The Herald, Sharon, Pa.

March 24, 2013

1913: The flood of the century; 100 years ago this week, the rains came and the waters rose

By John Zavinski
Herald Director of Graphics and Technology

SHENANGO VALLEY — A century ago in 1913, Sharon was a thriving industrial town with a growing population of about 17,000 people.

Another 10,000 lived in adjacent Farrell, the new name for what had been South Sharon.

The valley’s steel mills were going strong. Industrialist Frank Buhl was semi-retired and was beginning work to build a park for the community that would be called Buhl Farm.

Early March was uneventful, although a low of 1 degree above zero on the seventh was followed a week later by a high of 73 on March 13. But that’s how March often goes around here.

And then the rains came.

A storm stalled over the Ohio Valley for days, starting on Easter Sunday, March 23. It was preceded by wind and tornado damage in Illinois, Indiana and Ohio.

In Sharon, 6.19 inches of rain fell in four days, including 2.92 inches on March 25 and about 1.25 inches on both the day before and after.

It was unprecedented.

The U.S. Weather Bureau’s Monthly Weather Review for March 1913 reported:

“The period of excessive rains in the northern half of the lower Ohio watershed was 72 hours, a record which for duration and intensity has been equaled only on the Pacific coast.
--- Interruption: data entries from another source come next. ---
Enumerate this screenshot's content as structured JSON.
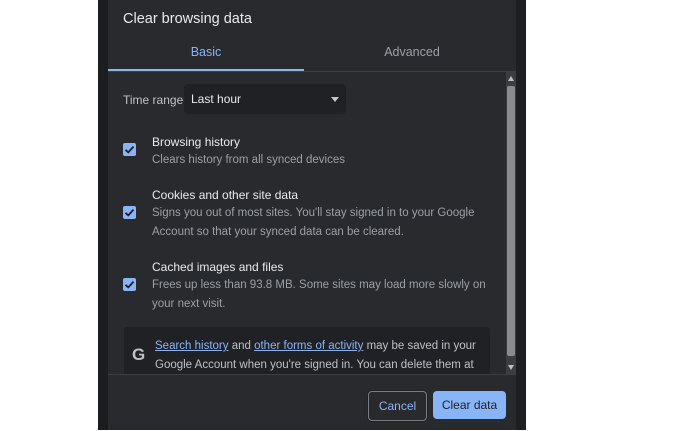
{
  "dialog": {
    "title": "Clear browsing data",
    "tabs": [
      {
        "label": "Basic",
        "selected": true
      },
      {
        "label": "Advanced",
        "selected": false
      }
    ],
    "time_range": {
      "label": "Time range",
      "value": "Last hour"
    },
    "options": [
      {
        "title": "Browsing history",
        "desc": "Clears history from all synced devices",
        "checked": true
      },
      {
        "title": "Cookies and other site data",
        "desc": "Signs you out of most sites. You'll stay signed in to your Google Account so that your synced data can be cleared.",
        "checked": true
      },
      {
        "title": "Cached images and files",
        "desc": "Frees up less than 93.8 MB. Some sites may load more slowly on your next visit.",
        "checked": true
      }
    ],
    "notice": {
      "icon": "google-g-icon",
      "link1": "Search history",
      "text1": " and ",
      "link2": "other forms of activity",
      "text2": " may be saved in your Google Account when you're signed in. You can delete them at any time."
    },
    "buttons": {
      "cancel": "Cancel",
      "clear": "Clear data"
    }
  },
  "colors": {
    "accent": "#8ab4f8",
    "dialog_bg": "#292a2d",
    "text_primary": "#e8eaed",
    "text_secondary": "#9aa0a6"
  }
}
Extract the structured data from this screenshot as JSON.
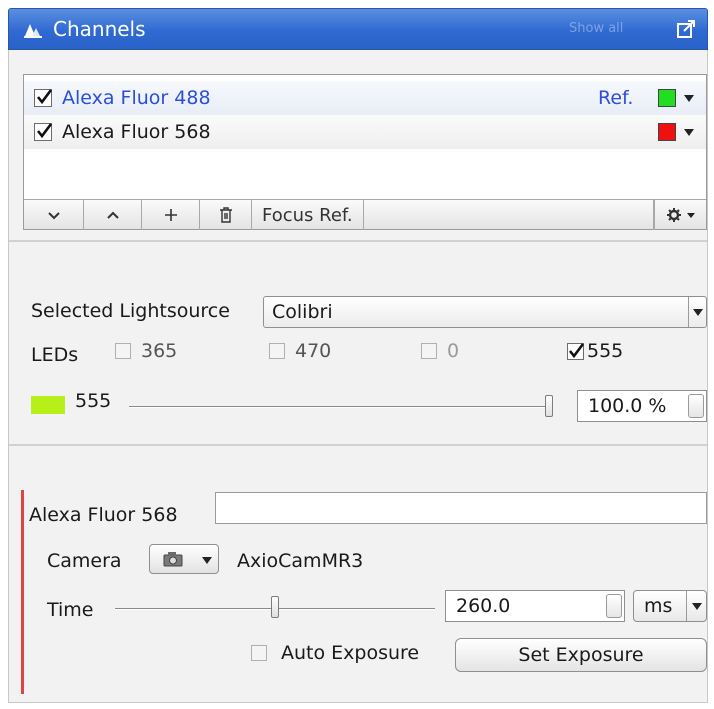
{
  "window": {
    "title": "Channels",
    "faded_label": "Show all",
    "icon": "channels-icon",
    "undock_icon": "undock-icon"
  },
  "channels": [
    {
      "name": "Alexa Fluor 488",
      "checked": true,
      "ref_label": "Ref.",
      "color": "#22dd22",
      "highlight": true
    },
    {
      "name": "Alexa Fluor 568",
      "checked": true,
      "ref_label": "",
      "color": "#ee1111",
      "highlight": false
    }
  ],
  "channel_toolbar": {
    "down_icon": "chevron-down-icon",
    "up_icon": "chevron-up-icon",
    "add_icon": "plus-icon",
    "delete_icon": "trash-icon",
    "focus_ref_label": "Focus Ref.",
    "settings_icon": "gear-icon"
  },
  "lightsource": {
    "label": "Selected Lightsource",
    "value": "Colibri"
  },
  "leds": {
    "label": "LEDs",
    "items": [
      {
        "label": "365",
        "checked": false,
        "enabled": true
      },
      {
        "label": "470",
        "checked": false,
        "enabled": true
      },
      {
        "label": "0",
        "checked": false,
        "enabled": false
      },
      {
        "label": "555",
        "checked": true,
        "enabled": true
      }
    ],
    "active": {
      "label": "555",
      "color": "#b7ef19",
      "intensity": 1.0,
      "intensity_text": "100.0 %"
    }
  },
  "channel_settings": {
    "name": "Alexa Fluor 568",
    "description": "",
    "camera_label": "Camera",
    "camera_name": "AxioCamMR3",
    "time_label": "Time",
    "time_value": "260.0",
    "time_slider_fraction": 0.5,
    "time_unit": "ms",
    "auto_exposure_label": "Auto Exposure",
    "auto_exposure_checked": false,
    "set_exposure_label": "Set Exposure"
  }
}
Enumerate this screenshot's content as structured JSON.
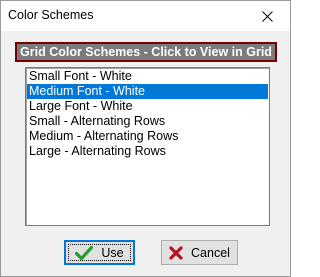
{
  "window": {
    "title": "Color Schemes"
  },
  "header": {
    "text": "Grid Color Schemes - Click to View in Grid",
    "bg_color": "#7b7b7b",
    "border_color": "#7a0000"
  },
  "schemes": {
    "items": [
      {
        "label": "Small Font - White",
        "selected": false
      },
      {
        "label": "Medium Font - White",
        "selected": true
      },
      {
        "label": "Large Font - White",
        "selected": false
      },
      {
        "label": "Small - Alternating Rows",
        "selected": false
      },
      {
        "label": "Medium - Alternating Rows",
        "selected": false
      },
      {
        "label": "Large - Alternating Rows",
        "selected": false
      }
    ],
    "selection_color": "#0078d7"
  },
  "buttons": {
    "use_label": "Use",
    "use_icon": "green-checkmark-icon",
    "cancel_label": "Cancel",
    "cancel_icon": "red-x-icon"
  }
}
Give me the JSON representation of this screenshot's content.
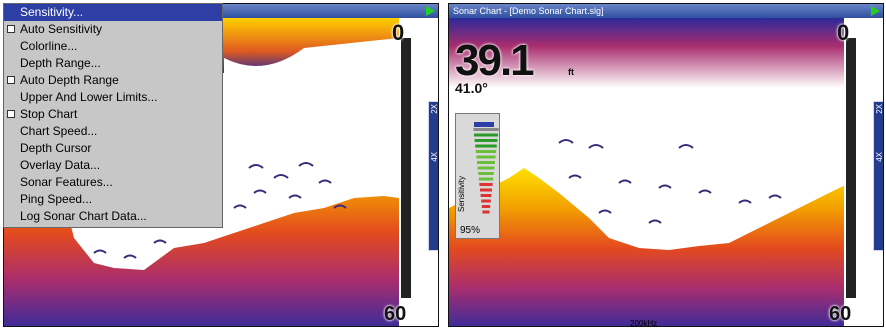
{
  "left_screen": {
    "menu": {
      "items": [
        {
          "label": "Sensitivity...",
          "checkbox": false,
          "selected": true
        },
        {
          "label": "Auto Sensitivity",
          "checkbox": true,
          "selected": false
        },
        {
          "label": "Colorline...",
          "checkbox": false,
          "selected": false
        },
        {
          "label": "Depth Range...",
          "checkbox": false,
          "selected": false
        },
        {
          "label": "Auto Depth Range",
          "checkbox": true,
          "selected": false
        },
        {
          "label": "Upper And Lower Limits...",
          "checkbox": false,
          "selected": false
        },
        {
          "label": "Stop Chart",
          "checkbox": true,
          "selected": false
        },
        {
          "label": "Chart Speed...",
          "checkbox": false,
          "selected": false
        },
        {
          "label": "Depth Cursor",
          "checkbox": false,
          "selected": false
        },
        {
          "label": "Overlay Data...",
          "checkbox": false,
          "selected": false
        },
        {
          "label": "Sonar Features...",
          "checkbox": false,
          "selected": false
        },
        {
          "label": "Ping Speed...",
          "checkbox": false,
          "selected": false
        },
        {
          "label": "Log Sonar Chart Data...",
          "checkbox": false,
          "selected": false
        }
      ]
    },
    "scale_top": "0",
    "scale_bottom": "60",
    "zoom_labels": [
      "2X",
      "4X"
    ]
  },
  "right_screen": {
    "title": "Sonar Chart - [Demo Sonar Chart.slg]",
    "depth_value": "39.1",
    "depth_unit": "ft",
    "temperature": "41.0°",
    "sensitivity_label": "Sensitivity",
    "sensitivity_value": "95%",
    "sensitivity_level": 0.95,
    "frequency": "200kHz",
    "scale_top": "0",
    "scale_bottom": "60",
    "zoom_labels": [
      "2X",
      "4X"
    ]
  },
  "colors": {
    "title_bar": "#3a58a8",
    "menu_bg": "#c7c7c7",
    "menu_selected": "#2d3fa5",
    "bottom_hot": "#ffd200",
    "bottom_mid": "#e04020",
    "bottom_deep": "#2b2a9a",
    "go_arrow": "#22d022"
  }
}
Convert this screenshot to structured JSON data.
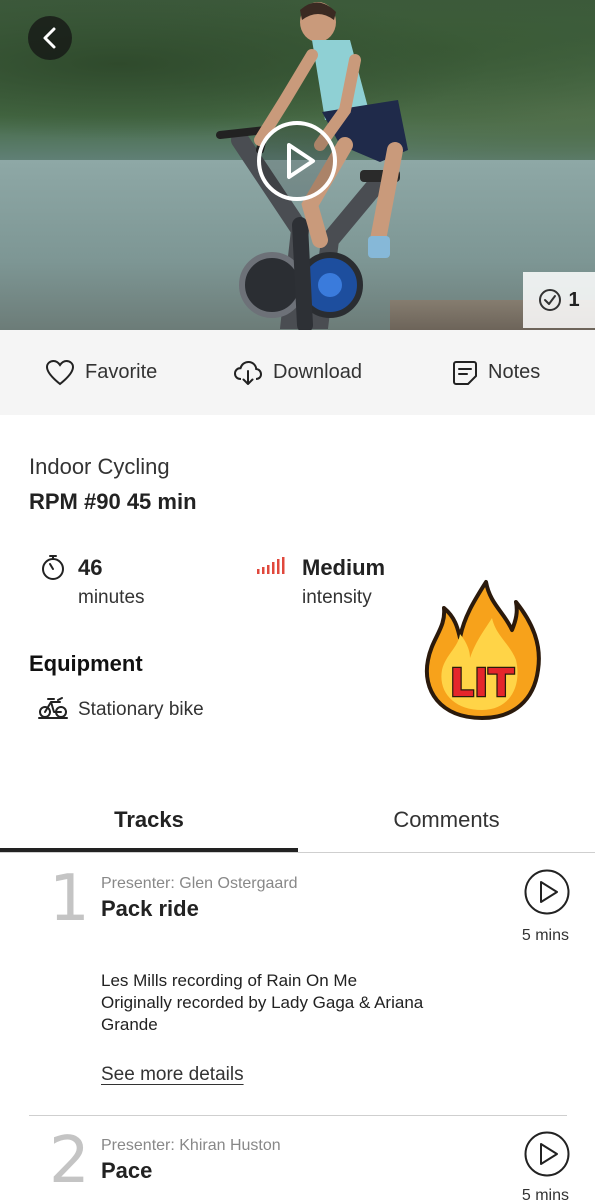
{
  "hero": {
    "completed_count": "1"
  },
  "actions": {
    "favorite": "Favorite",
    "download": "Download",
    "notes": "Notes"
  },
  "workout": {
    "category": "Indoor Cycling",
    "title": "RPM #90 45 min",
    "duration_value": "46",
    "duration_label": "minutes",
    "intensity_value": "Medium",
    "intensity_label": "intensity",
    "equipment_heading": "Equipment",
    "equipment_items": [
      "Stationary bike"
    ],
    "sticker_text": "LIT"
  },
  "tabs": [
    {
      "label": "Tracks",
      "active": true
    },
    {
      "label": "Comments",
      "active": false
    }
  ],
  "tracks": [
    {
      "number": "1",
      "presenter": "Presenter: Glen Ostergaard",
      "title": "Pack ride",
      "duration": "5 mins",
      "description": [
        "Les Mills recording of Rain On Me",
        "Originally recorded by Lady Gaga & Ariana",
        "Grande"
      ],
      "details_link": "See more details"
    },
    {
      "number": "2",
      "presenter": "Presenter: Khiran Huston",
      "title": "Pace",
      "duration": "5 mins"
    }
  ],
  "colors": {
    "intensity_bars": "#e0483c",
    "action_bar_bg": "#f5f5f5",
    "track_number": "#c4c4c4",
    "sticker_fire_outer": "#f7a21b",
    "sticker_fire_inner": "#ffd447",
    "sticker_text": "#e5262b"
  }
}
When the extent of territory involved and the sequence of the storms is considered, no previous record exists which is in any way comparable with that of March 23-27, 1913.”

The ground was wet from recent light rain, so runoff was inevitable. And flooding.

It was particularly bad throughout the Ohio River Valley, in places such as Dayton, Zanesville and Youngstown in Ohio, and Warren, Franklin, Beaver and Pittsburgh in Pennsylvania.

Along the Shenango River, Greenville flooded. Downstream, Sharon and New Castle had it far worse.

At State Street in Sharon, the river was ankle deep to several feet deep for about a third of a mile from the Pittsburgh and Lake Erie railroad tracks at Main Street on the west side of town to the Pennsylvania Railroad on Railroad Avenue on the east.

Railroad traffic and communications were cut off for a couple days at the height of the flood. Thousands of millworkers couldn’t work.

The story was chronicled by the newspapers, though The Herald missed four issues after its entire building was swept into the river at the foot of Pitt Street.

Two local journalists, C.B. Lartz and Z.O. Hazen, later published a small book on the flood, “The Official Souvenir History of the Shenango Valley Flood.”

“From Monday on,” the book recounts, “the surface of the Shenango was one mass of swiftly floating debris. Houses, barns, pieces of roofs, dead animals and trees were being carried by in sight of the thousands of watchers on both sides of the water.”

At 11 p.m. Tuesday, a fire started in the four-story brick warehouse of A. Wishart & Sons Co. on Silver Street. The fire department saved the building with its pumper truck, which had arrived two weeks earlier – so recently that the manufacturer’s training instructor was still in town. The truck had been reports moved out of the flooded fire station on Chestnut Street to higher ground at the 18the dry garage at Frank Buhl mansion on the East Hill.

The next day a new terror spread throughout town with the echoing crashes of the falling Herald building and the collapse of Sharon’s landmark “V” bridge at Silver Street nearby.

The river in downtown Sharon crested Wednesday at 18.6 feet, 9.6 feet above the 9-foot flood stage. Days earlier it had only been about 4 feet deep.

Property damage in the Sharon area was estimated – at $2 million, roughly $40 million in today’s dollars.

Though initial were far higher, only one person died in Sharon, 18-year-old Mrs. Logan Wilding of Vine Street, who drowned.

Much of the business district was affected, but the water was even higher for block after block of houses the low-lying flats of the South Ward – today’s Sharon City Center. Photographs show high-water marks as high as 6 feet on the side of houses.

There had been floods before, and building a dam on the upper Shenango River was first explored in 1911.

It wasn’t until 1931 when Pennsylvania Gov. Gifford Pinchot approved $1.5 million to complete the Pymatuning Dam. It was dedicated on Aug. 17, 1934.

But it didn’t completely solve the problem. Sharon suffered noteworthy floods in in 1936, 1937, 1942, 1946, 1950, 1952, 1954, 1958 and 1959. The Shenango reached

17.8 feet in 1959, but that still didn’t match the 1913 record of 18.6 feet.

The Shenango Dam north of Sharpsville, first authorized in 1938, was completed in 1965. And the valley hasn’t had a serious flood since.